At a time when race relations are growing ever hot in the disconnect with police, a movie on the N.W.A seems all too timely. The group’s iconic angry lyrics of “F--- the Police” hold true in a climate where there is bitter tensions of race and class. The music resonates with passion and rage just as much now as it did during the early 1990’s. Straight Outta Compton feels very much an appropriate movie for such times display where such energy and inspiration was birthed from. It’s this perspective that lets us know why the song had to be called “F-- the Police” and not “F-- Only the Bad Police.”
Do I like rap music? Not really. Do I think all police are terrible? Of course not. But from N.W.A’s experience, they felt the need to paint broad strokes to be bold and generate questioning. After being stopped by police outside the studio for having the appearance of gangbangers, they promptly head back into the studio to compose their most famous song. Their heated and furious approach leads them down some dark paths, but it certainly makes for a fascinating story of musical talent that rose from streets of crime.
While gangster rap wasn’t exactly invented by N.W.A, it was popularized by this ensemble that delivered lyrics both honest and savage. The legends of the genre were all assembled that included the likes of MC Ren (Aldis Hodge), Dr. Dre (Corey Hawkins), Eazy-E (Jason Mitchell), DJ Yella (Neil Brown Jr.) and Ice Cube (O’Shea Jackson, the son of Ice Cube no less). All the roles are filled out nicely by an exceptional group of ringers. There are even appearances by other famous names that piggybacked off the success of N.W.A. such as the young Suge Night and Snoop Doggy Dog.

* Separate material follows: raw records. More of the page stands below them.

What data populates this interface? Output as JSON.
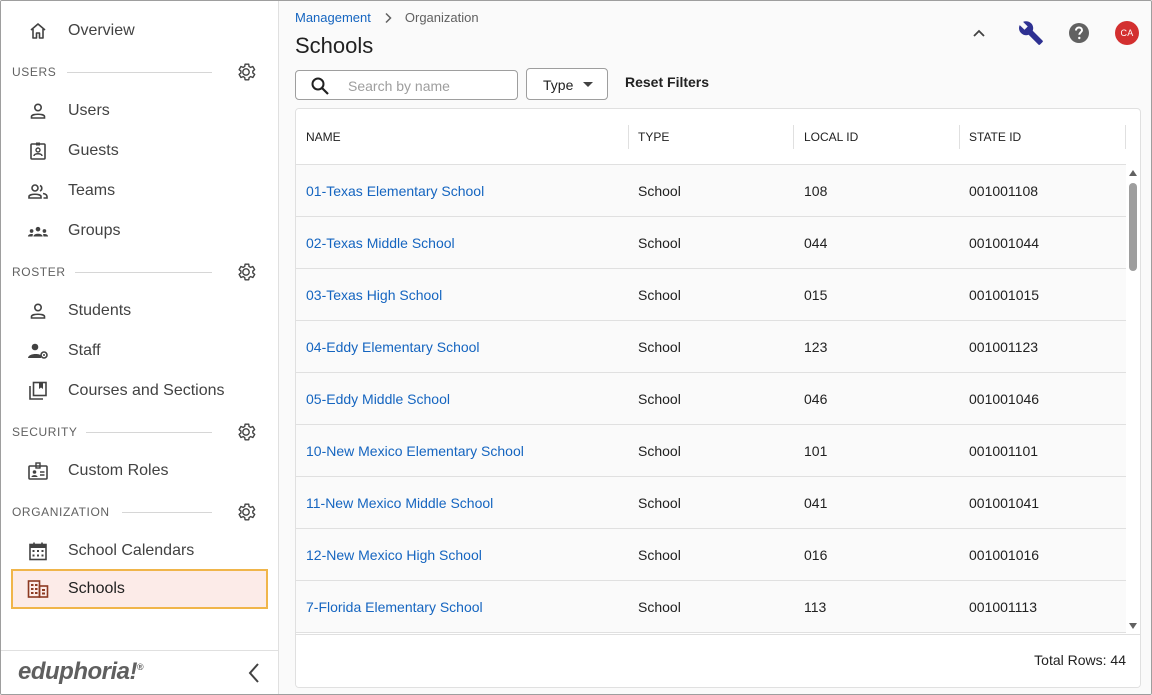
{
  "sidebar": {
    "overview": "Overview",
    "sections": [
      {
        "header": "USERS",
        "items": [
          "Users",
          "Guests",
          "Teams",
          "Groups"
        ]
      },
      {
        "header": "ROSTER",
        "items": [
          "Students",
          "Staff",
          "Courses and Sections"
        ]
      },
      {
        "header": "SECURITY",
        "items": [
          "Custom Roles"
        ]
      },
      {
        "header": "ORGANIZATION",
        "items": [
          "School Calendars",
          "Schools"
        ]
      }
    ],
    "active_item": "Schools",
    "logo": "eduphoria!",
    "logo_mark": "®"
  },
  "breadcrumb": {
    "parent": "Management",
    "current": "Organization"
  },
  "page": {
    "title": "Schools"
  },
  "header_actions": {
    "avatar_initials": "CA"
  },
  "filters": {
    "search_placeholder": "Search by name",
    "search_value": "",
    "type_label": "Type",
    "reset_label": "Reset Filters"
  },
  "table": {
    "columns": [
      "NAME",
      "TYPE",
      "LOCAL ID",
      "STATE ID"
    ],
    "rows": [
      {
        "name": "01-Texas Elementary School",
        "type": "School",
        "local_id": "108",
        "state_id": "001001108"
      },
      {
        "name": "02-Texas Middle School",
        "type": "School",
        "local_id": "044",
        "state_id": "001001044"
      },
      {
        "name": "03-Texas High School",
        "type": "School",
        "local_id": "015",
        "state_id": "001001015"
      },
      {
        "name": "04-Eddy Elementary School",
        "type": "School",
        "local_id": "123",
        "state_id": "001001123"
      },
      {
        "name": "05-Eddy Middle School",
        "type": "School",
        "local_id": "046",
        "state_id": "001001046"
      },
      {
        "name": "10-New Mexico Elementary School",
        "type": "School",
        "local_id": "101",
        "state_id": "001001101"
      },
      {
        "name": "11-New Mexico Middle School",
        "type": "School",
        "local_id": "041",
        "state_id": "001001041"
      },
      {
        "name": "12-New Mexico High School",
        "type": "School",
        "local_id": "016",
        "state_id": "001001016"
      },
      {
        "name": "7-Florida Elementary School",
        "type": "School",
        "local_id": "113",
        "state_id": "001001113"
      }
    ],
    "total_label": "Total Rows: 44"
  },
  "colors": {
    "accent": "#1565c0",
    "active_bg": "#fcebe8",
    "active_border": "#f0b54a",
    "avatar": "#d32f2f"
  }
}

But the movie really lets us dig deep into this group itself from their small beginnings as poor DJs to the complicated mess that comes with fame. For as much as Straight Outta Compton aims to rile up the masses, it also paints an honest and uneasy portrait on the lives of the group members. We see Dre’s desire to aspire to something higher as life continues to beat down on him with responsibility. He desperately wants to make his voice be heard and original - leading to his eventual succession from the group to go solo with his album The Chronic. We see Ice Cube’s raw anger at being a lower member on the N.W.A. totem pole which led to his bitter bites from a solo career. Even Paul Giamatti is in top form as their manager that is all about their music, but only as far as the money will take him. Safety is not in his contract.

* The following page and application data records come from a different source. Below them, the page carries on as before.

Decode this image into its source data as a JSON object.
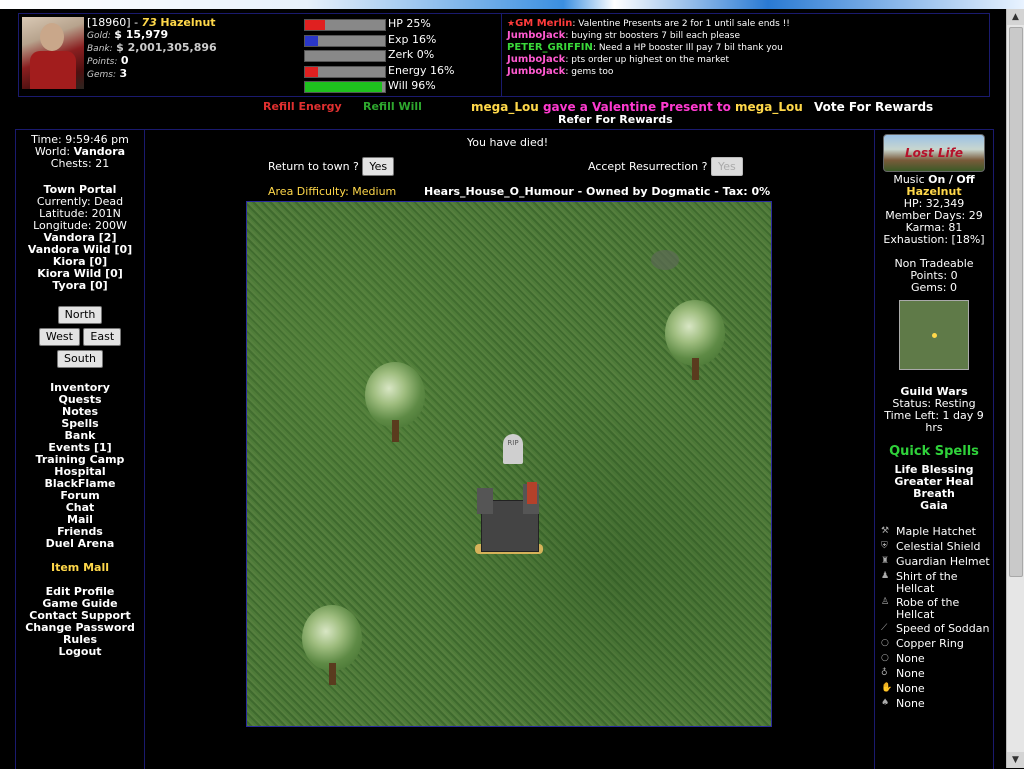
{
  "player": {
    "id_text": "[18960] -",
    "level": "73",
    "name": "Hazelnut",
    "gold_label": "Gold:",
    "gold": "$ 15,979",
    "bank_label": "Bank:",
    "bank": "$ 2,001,305,896",
    "points_label": "Points:",
    "points": "0",
    "gems_label": "Gems:",
    "gems": "3"
  },
  "bars": [
    {
      "label": "HP 25%",
      "pct": 25,
      "color": "#e02020"
    },
    {
      "label": "Exp 16%",
      "pct": 16,
      "color": "#2a37c8"
    },
    {
      "label": "Zerk 0%",
      "pct": 0,
      "color": "#777"
    },
    {
      "label": "Energy 16%",
      "pct": 16,
      "color": "#e02020"
    },
    {
      "label": "Will 96%",
      "pct": 96,
      "color": "#1ec21e"
    }
  ],
  "chat": [
    {
      "name": "GM Merlin",
      "color": "#ff3b3b",
      "msg": "Valentine Presents are 2 for 1 until sale ends !!"
    },
    {
      "name": "JumboJack",
      "color": "#ff5ad0",
      "msg": "buying str boosters 7 bill each please"
    },
    {
      "name": "PETER_GRIFFIN",
      "color": "#3ad83a",
      "msg": "Need a HP booster Ill pay 7 bil thank you"
    },
    {
      "name": "JumboJack",
      "color": "#ff5ad0",
      "msg": "pts order up highest on the market"
    },
    {
      "name": "JumboJack",
      "color": "#ff5ad0",
      "msg": "gems too"
    }
  ],
  "links": {
    "refill_energy": "Refill Energy",
    "refill_will": "Refill Will",
    "present_from": "mega_Lou",
    "present_mid": " gave a Valentine Present to ",
    "present_to": "mega_Lou",
    "vote": "Vote For Rewards",
    "refer": "Refer For Rewards"
  },
  "left": {
    "time": "Time: 9:59:46 pm",
    "world_label": "World:",
    "world": "Vandora",
    "chests": "Chests: 21",
    "town_portal": "Town Portal",
    "currently": "Currently: Dead",
    "latitude": "Latitude: 201N",
    "longitude": "Longitude: 200W",
    "zones": [
      "Vandora [2]",
      "Vandora Wild [0]",
      "Kiora [0]",
      "Kiora Wild [0]",
      "Tyora [0]"
    ],
    "north": "North",
    "west": "West",
    "east": "East",
    "south": "South",
    "menu": [
      "Inventory",
      "Quests",
      "Notes",
      "Spells",
      "Bank",
      "Events [1]",
      "Training Camp",
      "Hospital",
      "BlackFlame",
      "Forum",
      "Chat",
      "Mail",
      "Friends",
      "Duel Arena"
    ],
    "item_mall": "Item Mall",
    "menu2": [
      "Edit Profile",
      "Game Guide",
      "Contact Support",
      "Change Password",
      "Rules",
      "Logout"
    ]
  },
  "center": {
    "died": "You have died!",
    "return_text": "Return to town ?",
    "yes1": "Yes",
    "accept_text": "Accept Resurrection ?",
    "yes2": "Yes",
    "area": "Area Difficulty: Medium",
    "house": "Hears_House_O_Humour - Owned by Dogmatic - Tax: 0%",
    "grave_text": "RIP"
  },
  "right": {
    "logo_text": "Lost Life",
    "music_label": "Music",
    "music_on": "On",
    "music_sep": "/",
    "music_off": "Off",
    "name": "Hazelnut",
    "hp": "HP: 32,349",
    "member_days": "Member Days: 29",
    "karma": "Karma: 81",
    "exhaustion": "Exhaustion: [18%]",
    "non_tradeable": "Non Tradeable",
    "nt_points": "Points: 0",
    "nt_gems": "Gems: 0",
    "guild_wars": "Guild Wars",
    "gw_status": "Status: Resting",
    "gw_time": "Time Left: 1 day 9 hrs",
    "quick_spells": "Quick Spells",
    "spells": [
      "Life Blessing",
      "Greater Heal",
      "Breath",
      "Gaia"
    ],
    "equipment": [
      {
        "icon": "axe-icon",
        "glyph": "⚒",
        "name": "Maple Hatchet"
      },
      {
        "icon": "shield-icon",
        "glyph": "⛨",
        "name": "Celestial Shield"
      },
      {
        "icon": "helmet-icon",
        "glyph": "♜",
        "name": "Guardian Helmet"
      },
      {
        "icon": "shirt-icon",
        "glyph": "♟",
        "name": "Shirt of the Hellcat"
      },
      {
        "icon": "robe-icon",
        "glyph": "♙",
        "name": "Robe of the Hellcat"
      },
      {
        "icon": "boots-icon",
        "glyph": "⟋",
        "name": "Speed of Soddan"
      },
      {
        "icon": "ring-icon",
        "glyph": "○",
        "name": "Copper Ring"
      },
      {
        "icon": "ring-icon",
        "glyph": "○",
        "name": "None"
      },
      {
        "icon": "amulet-icon",
        "glyph": "♁",
        "name": "None"
      },
      {
        "icon": "gloves-icon",
        "glyph": "✋",
        "name": "None"
      },
      {
        "icon": "charm-icon",
        "glyph": "♠",
        "name": "None"
      }
    ]
  }
}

The breakout actor of the film is clearly Jason Mitchell. In the role of Eazy-E, he has his work cut out for him in how the movie focuses on his AIDS that slowly claims his life prior to the birth of his child. It’s amazing to see Mitchell pull off this role with flying colors. From his first frightening encounter with gangsters to his final moments of coming to terms with his mortality, he never misses a beat and paints a fully realized version of the rapper. You really do feel sorry for the guy even with his amoral nature that remains a constant.

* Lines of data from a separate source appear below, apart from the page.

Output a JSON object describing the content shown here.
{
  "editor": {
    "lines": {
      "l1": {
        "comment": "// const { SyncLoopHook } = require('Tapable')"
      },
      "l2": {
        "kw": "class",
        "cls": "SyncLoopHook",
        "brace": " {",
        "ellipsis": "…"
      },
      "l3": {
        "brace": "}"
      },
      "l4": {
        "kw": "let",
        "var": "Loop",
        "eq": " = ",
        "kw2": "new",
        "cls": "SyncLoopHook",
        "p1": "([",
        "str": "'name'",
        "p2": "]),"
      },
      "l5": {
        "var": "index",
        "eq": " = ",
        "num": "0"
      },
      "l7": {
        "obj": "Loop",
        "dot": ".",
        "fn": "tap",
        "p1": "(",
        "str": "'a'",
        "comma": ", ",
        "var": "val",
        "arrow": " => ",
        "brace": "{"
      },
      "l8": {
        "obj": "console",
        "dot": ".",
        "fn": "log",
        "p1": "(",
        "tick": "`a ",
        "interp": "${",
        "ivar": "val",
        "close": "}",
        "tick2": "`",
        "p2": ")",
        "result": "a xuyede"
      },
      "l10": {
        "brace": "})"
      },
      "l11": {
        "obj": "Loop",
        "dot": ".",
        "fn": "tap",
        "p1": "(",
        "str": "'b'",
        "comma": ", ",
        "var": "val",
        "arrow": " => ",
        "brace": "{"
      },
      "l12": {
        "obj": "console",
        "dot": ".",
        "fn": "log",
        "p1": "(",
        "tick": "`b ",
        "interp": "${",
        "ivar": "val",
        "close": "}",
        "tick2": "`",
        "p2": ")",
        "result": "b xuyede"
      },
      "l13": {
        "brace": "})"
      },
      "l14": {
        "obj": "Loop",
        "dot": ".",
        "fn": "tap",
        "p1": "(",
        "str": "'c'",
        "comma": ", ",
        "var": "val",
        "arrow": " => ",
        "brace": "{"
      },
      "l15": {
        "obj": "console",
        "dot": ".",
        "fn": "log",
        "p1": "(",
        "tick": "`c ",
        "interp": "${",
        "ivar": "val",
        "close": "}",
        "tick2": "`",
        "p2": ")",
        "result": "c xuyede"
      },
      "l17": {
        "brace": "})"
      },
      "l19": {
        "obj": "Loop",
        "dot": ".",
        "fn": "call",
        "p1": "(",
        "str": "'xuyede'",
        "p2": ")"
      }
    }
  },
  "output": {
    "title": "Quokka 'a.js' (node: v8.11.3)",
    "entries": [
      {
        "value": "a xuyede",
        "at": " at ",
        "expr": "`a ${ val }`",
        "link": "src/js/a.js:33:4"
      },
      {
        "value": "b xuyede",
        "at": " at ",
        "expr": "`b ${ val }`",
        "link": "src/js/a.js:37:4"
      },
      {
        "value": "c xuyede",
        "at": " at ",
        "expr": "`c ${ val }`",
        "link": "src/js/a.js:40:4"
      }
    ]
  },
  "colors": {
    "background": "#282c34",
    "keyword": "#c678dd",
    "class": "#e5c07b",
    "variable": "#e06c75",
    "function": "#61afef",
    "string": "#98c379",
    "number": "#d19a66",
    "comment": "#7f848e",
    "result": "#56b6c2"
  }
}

This brings up the most appealing part of the movie in how it never caters to one tone or perspective of N.W.A. Sometimes it’s dramatically staged with feuds in the studio and other times it appears vibrant as a rap video with parties and strippers. Doing so encapsulates multiple angles to examine of the group’s fame from the American dream, to race discourse, to the dangers of gangster rap culture. And, of course, it features plenty of their songs perfectly performed by the actors. Rather than being scattershot for covering such a wide ground, director F. Gary Gray punctuates all these historical bullet points with raw emotion that rarely falls flat. The only areas where it falters briefly are the moments that come as big winks at the future that awaits these rappers.
Even if you’ve never listened to N.W.A. and have no plans to in the future, there’s plenty to please in this solid biopic. That’s the mark of a truly great movie - one that can evoke a plethora of emotions for a subject you may not find appealing. It’s a great story with great actors throwing everything that they can at the screen. It also has so much to say that it’s going to warrant another viewing just to examine all its details in character and story. This is a fantastic movie that far exceeds its rally cry for the reflecting nature of our current societal ills.